code

Trusting Python, and the Ken Thompson hack

I have always treated Python compilation as a black box. Code goes in, web services come out, everyone is happy. Then I went through NAND2Tetris and picked up a copy of The C Programming Language, and it’s been tough to rest as easy ever since.

Python (in its most common derivative, CPython) is not fed straight into a computer’s processor. It’s first “interpreted” into C code, which is then compiled by a C compiler into assembly language, which is then translated into 1’s and 0’s that the computer can actually understand. Let’s take a look at this:

print('Hello, world!')

That’s the incredibly simple Python code for printing “Hello, world!” Here’s what that looks like in the Python source code:

static PyObject *
builtin_print(PyObject *self, PyObject *args, PyObject *kwds)
{
    static char *kwlist[] = {"sep", "end", "file", "flush", 0};
    static PyObject *dummy_args;
    PyObject *sep = NULL, *end = NULL, *file = NULL, *flush = NULL;
    int i, err;

    if (dummy_args == NULL && !(dummy_args = PyTuple_New(0)))
        return NULL;
    if (!PyArg_ParseTupleAndKeywords(dummy_args, kwds, "|OOOO:print",
                                     kwlist, &sep, &end, &file, &flush))
        return NULL;
    if (file == NULL || file == Py_None) {
        file = _PySys_GetObjectId(&PyId_stdout);
        if (file == NULL) {
            PyErr_SetString(PyExc_RuntimeError, "lost sys.stdout");
            return NULL;
        }

        /* sys.stdout may be None when FILE* stdout isn't connected */
        if (file == Py_None)
            Py_RETURN_NONE;
    }

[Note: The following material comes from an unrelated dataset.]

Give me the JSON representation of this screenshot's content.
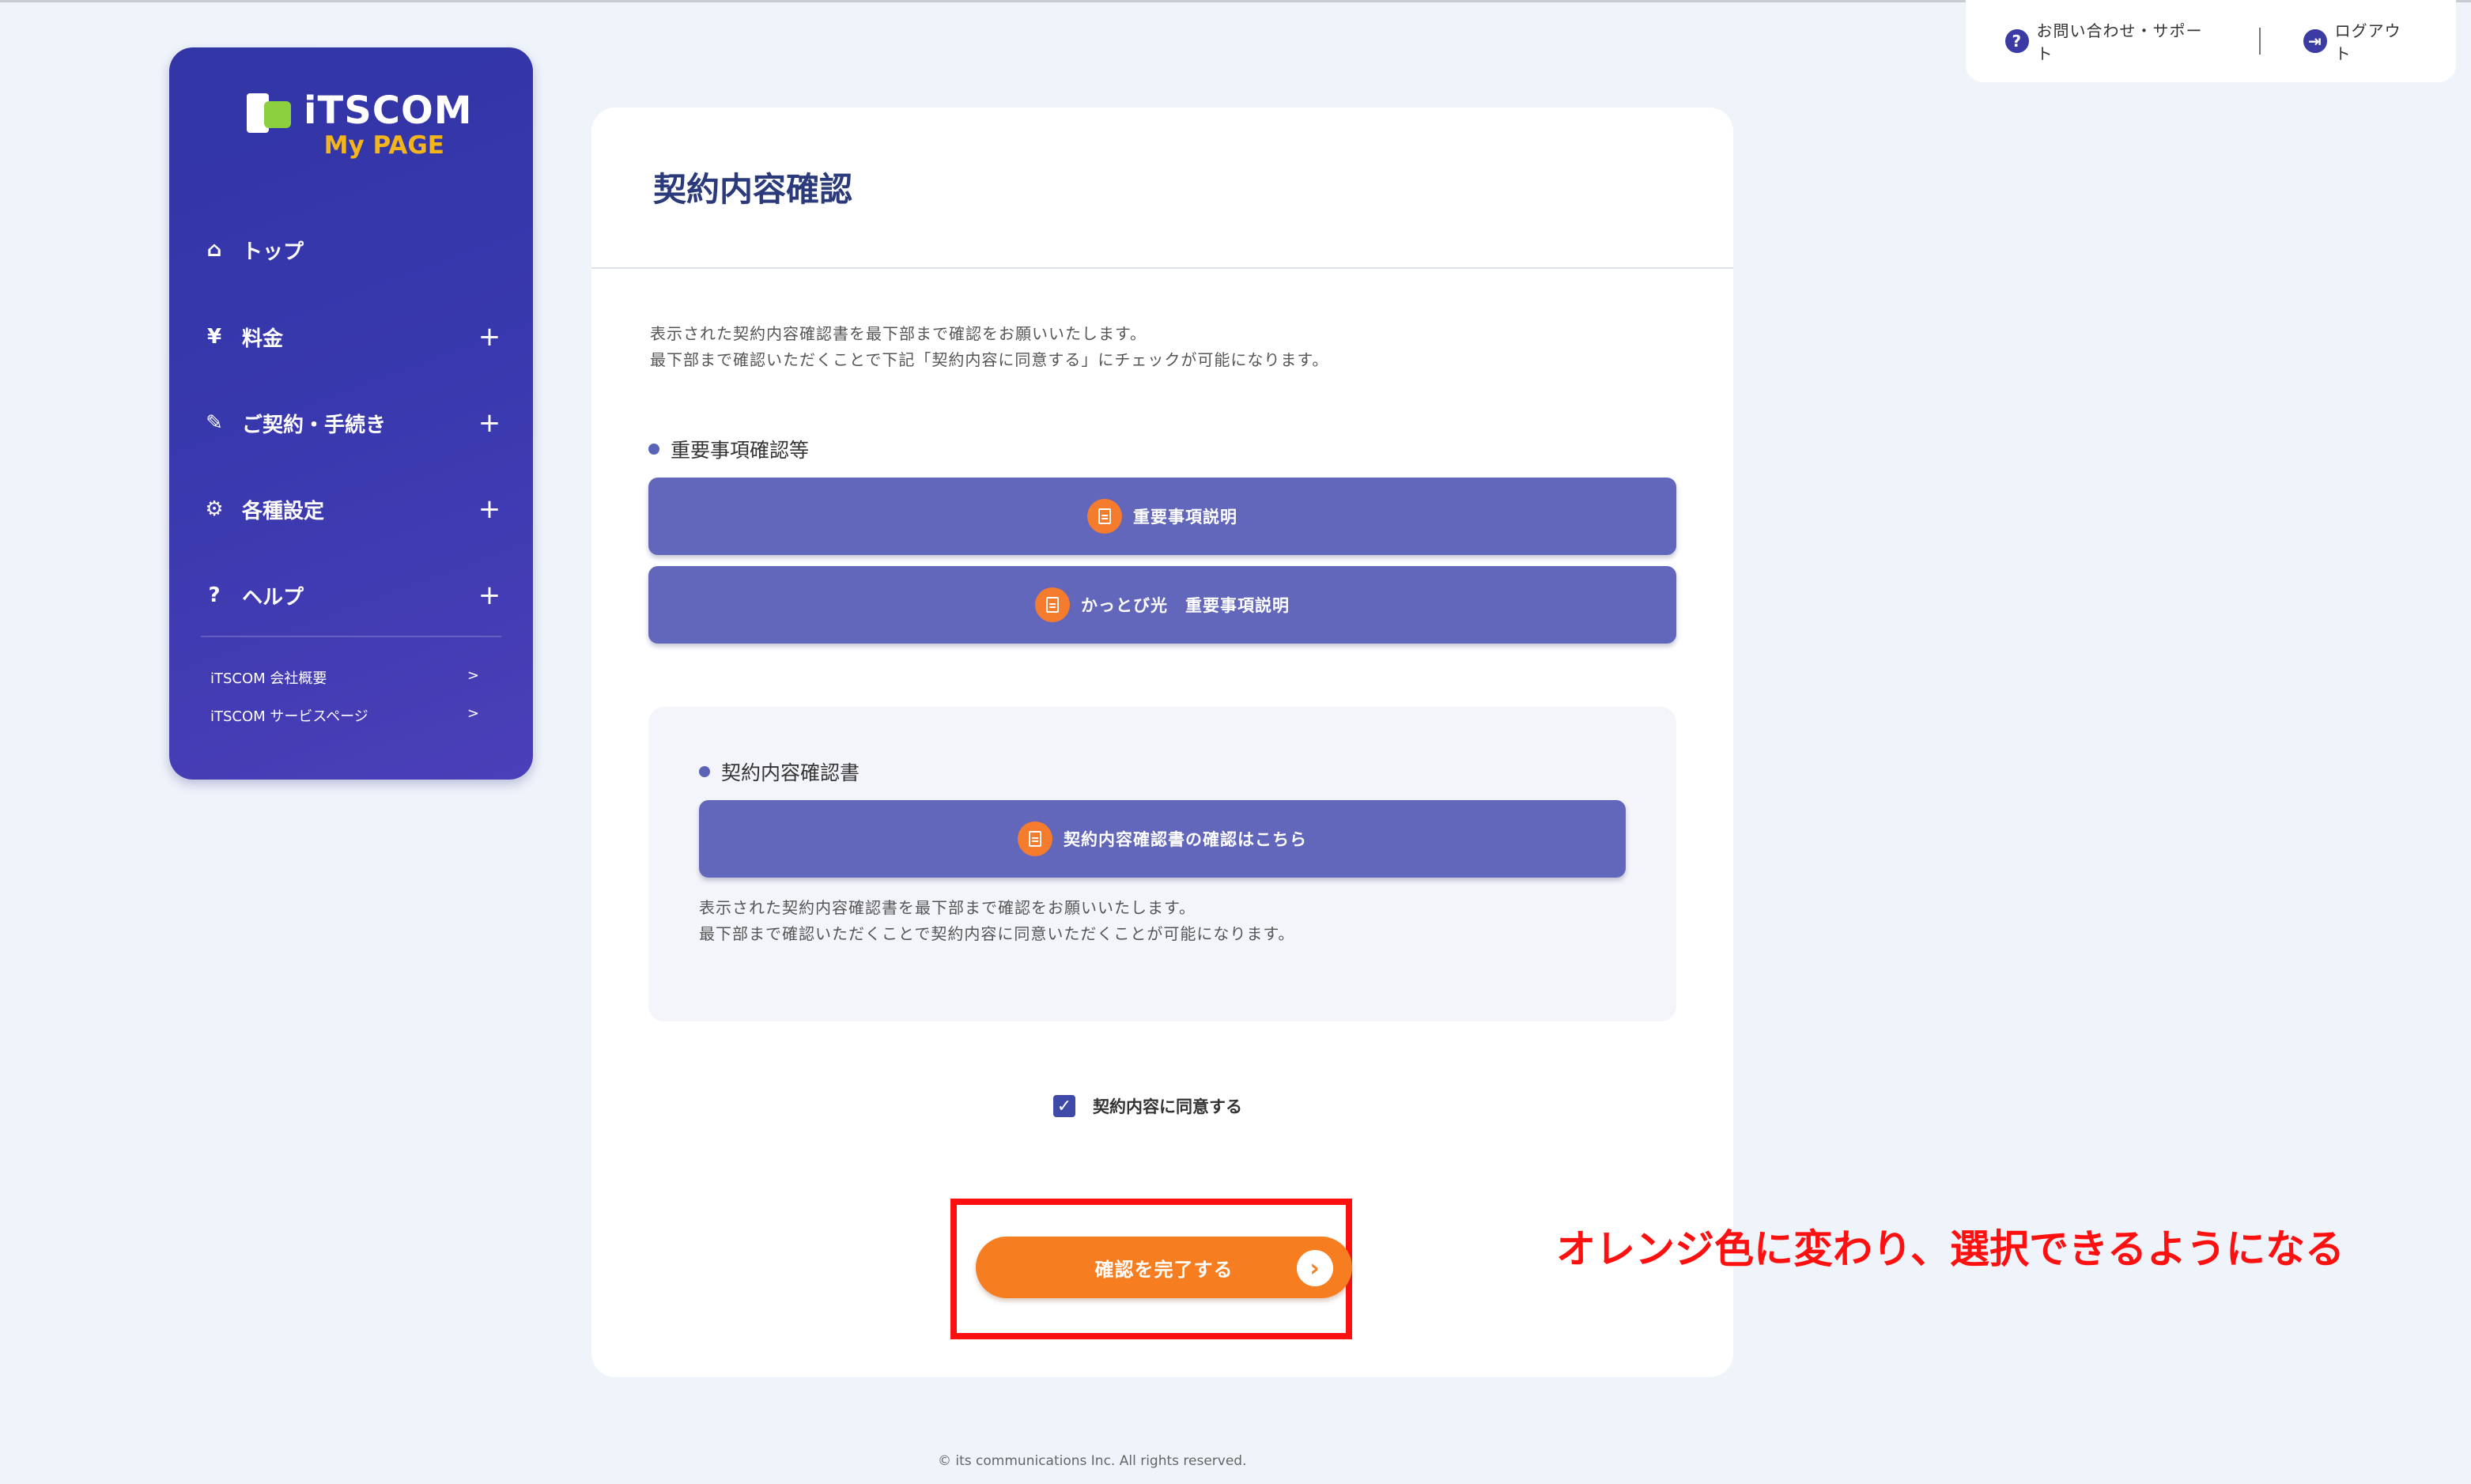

    if (sep == Py_None) {
        sep = NULL;
    }
    else if (sep && !PyUnicode_Check(sep)) {
        PyErr_Format(PyExc_TypeError,
                     "sep must be None or a string, not %.200s",
                     sep->ob_type->tp_name);
        return NULL;
    }
    if (end == Py_None) {
        end = NULL;
    }
    else if (end && !PyUnicode_Check(end)) {
        PyErr_Format(PyExc_TypeError,
                     "end must be None or a string, not %.200s",
                     end->ob_type->tp_name);
        return NULL;
    }

    for (i = 0; i < PyTuple_Size(args); i++) {
        if (i > 0) {
            if (sep == NULL)
                err = PyFile_WriteString(" ", file);
            else
                err = PyFile_WriteObject(sep, file,
                                         Py_PRINT_RAW);
            if (err)
                return NULL;
        }
        err = PyFile_WriteObject(PyTuple_GetItem(args, i), file,
                                 Py_PRINT_RAW);
        if (err)
            return NULL;
    }

    if (end == NULL)
        err = PyFile_WriteString("\n", file);
    else
        err = PyFile_WriteObject(end, file, Py_PRINT_RAW);
    if (err)
        return NULL;

    if (flush != NULL) {
        PyObject *tmp;
        int do_flush = PyObject_IsTrue(flush);
        if (do_flush == -1)
            return NULL;
        else if (do_flush) {
            tmp = _PyObject_CallMethodId(file, &PyId_flush, "");
            if (tmp == NULL)
                return NULL;
            else
                Py_DECREF(tmp);
        }
    }

    Py_RETURN_NONE;
}

I understand very little of what’s actually going on here. I do know that ultimately this code has to end up at some sort of terminal output unless I specify otherwise, and I do know that I’ll probably do that by writing to a dedicated terminal output memory location which is probably specified by a C pointer, and this is the extent of my understanding. And we haven’t even made it to assembly code yet. Or to binary instructions.

I go on trusting the CPython interpreter because I have no choice. Perhaps the PyArg_ParseTupleAndKeywords function has a side effect of batching my printed output up and sending it back to a Python mailing list somewhere, for them to laugh at my coding mistakes. Maybe it’s something more nefarious.

I can look through the CPython source code and see that PyArg_ParseTupleAndKeywords does exactly what it says it’s going to. But what if the C compiler itself is batching my printed output up and sending it off? In 1984 Ken Thompson described exactly that with a hack that would allow a compiler to do all sorts of terrible things, including overwriting all evidence of its existence. You could detect it, of course, but you’d have to have a trusted compiler - something that most 2015 developers are not prepared to write. (myself included)

And so I have to trust my computer. I have to trust Intel, Apple, all of the component manufacturers, the gcc team, the CPython team, and everybody in between, because I am not prepared to compute otherwise.